Wear an elbow support or heat retainer directly on the elbow joint for two to three hours a day to treat pain or weakness. These supports improve blood circulation in the area, reducing pain.
Attach an epicondylitis clasp around your forearm 1 1/2 to 2 inches from your elbow joint. The largest part of the clasp should be closest to the elbow. This type of support compresses the tendons in the arm, applying more strain to the muscles of the forearm than those near the elbow.
Wrap a tennis elbow brace in the same location as the epicondylitis clasp. Wrap it tightly, so it exerts pressure on your arm, but not so tight as to reduce circulation to the forearm. This type of brace applies generalised pressure to the forearm instead of direct pressure to the elbow tendons.
Wear your chosen support system for two to three hours per day or when performing everyday tasks as a pain reliever. Do not wear these supports for extended periods of time, as they can result in elbow muscle deterioration or strain to the muscles on which they redirect energy.
- Consult a physician or sports therapist regarding which support option is best for you.
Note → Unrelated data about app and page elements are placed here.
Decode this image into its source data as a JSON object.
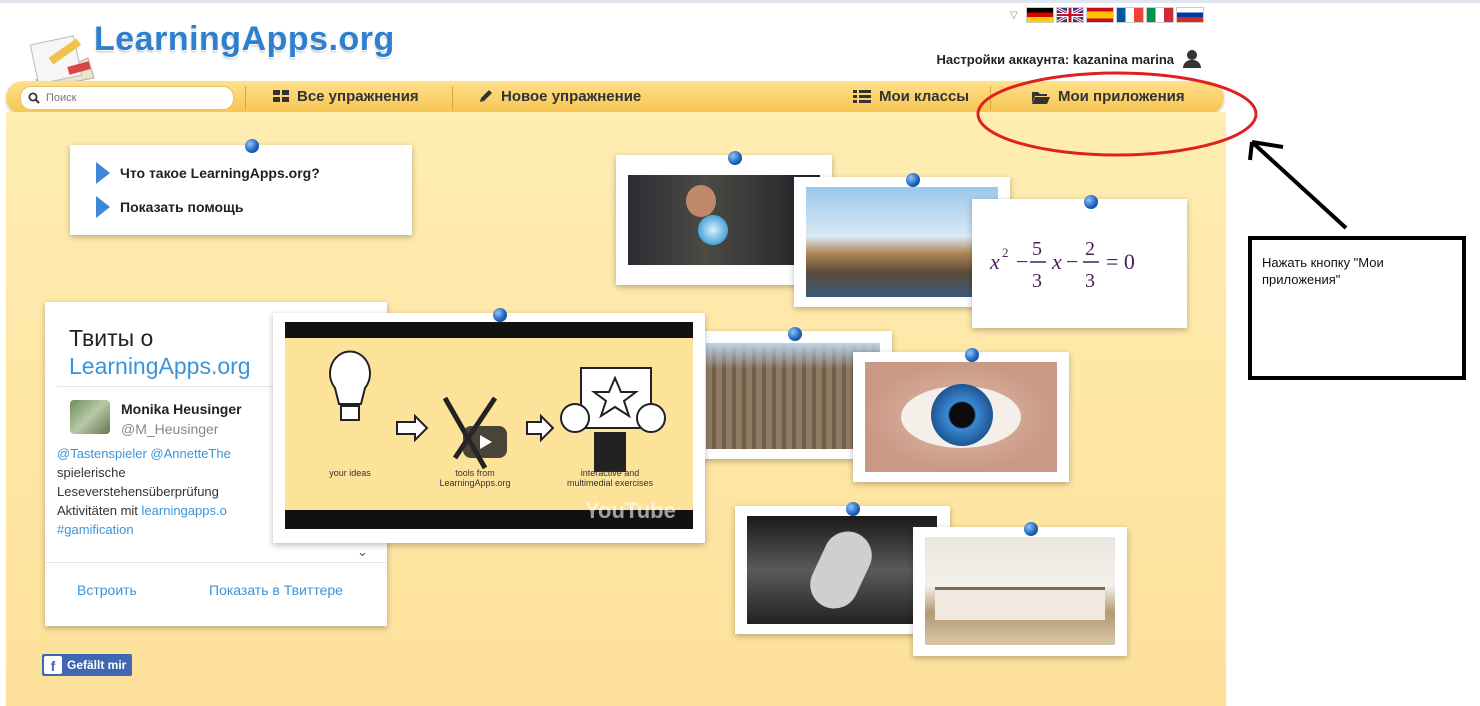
{
  "header": {
    "logo_text": "LearningApps.org",
    "account_label": "Настройки аккаунта: kazanina marina"
  },
  "flags": [
    "de-flag-icon",
    "gb-flag-icon",
    "es-flag-icon",
    "fr-flag-icon",
    "it-flag-icon",
    "ru-flag-icon"
  ],
  "nav": {
    "search_placeholder": "Поиск",
    "all_exercises": "Все упражнения",
    "new_exercise": "Новое упражнение",
    "my_classes": "Мои классы",
    "my_apps": "Мои приложения"
  },
  "help": {
    "what_is": "Что такое LearningApps.org?",
    "show_help": "Показать помощь"
  },
  "twitter": {
    "title_prefix": "Твиты о",
    "title_link": "LearningApps.org",
    "author_name": "Monika Heusinger",
    "author_handle": "@M_Heusinger",
    "tweet_mentions": "@Tastenspieler @AnnetteThe",
    "tweet_line1": "spielerische",
    "tweet_line2": "Leseverstehensüberprüfung",
    "tweet_line3_prefix": "Aktivitäten mit ",
    "tweet_line3_link": "learningapps.o",
    "tweet_hashtag": "#gamification",
    "embed": "Встроить",
    "view_on_twitter": "Показать в Твиттере"
  },
  "facebook": {
    "like_label": "Gefällt mir"
  },
  "video": {
    "caption_ideas": "your ideas",
    "caption_tools": "tools from LearningApps.org",
    "caption_interactive": "interactive and multimedial exercises",
    "watermark": "YouTube"
  },
  "math_card": {
    "equation": "x² − 5/3 x − 2/3 = 0"
  },
  "annotation": {
    "text": "Нажать кнопку \"Мои приложения\""
  },
  "colors": {
    "accent_blue": "#2f7fd0",
    "nav_yellow": "#f6c451",
    "board_bg": "#ffe6a4",
    "annotation_red": "#e02020"
  }
}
You may need someone to help you apply the support pieces to your forearm.
- Wearing supports to aid with healing is not a substitute for proper medical treatment or rest for a tennis injury. If the joint hurts, it must be rested, or you could worsen the injury.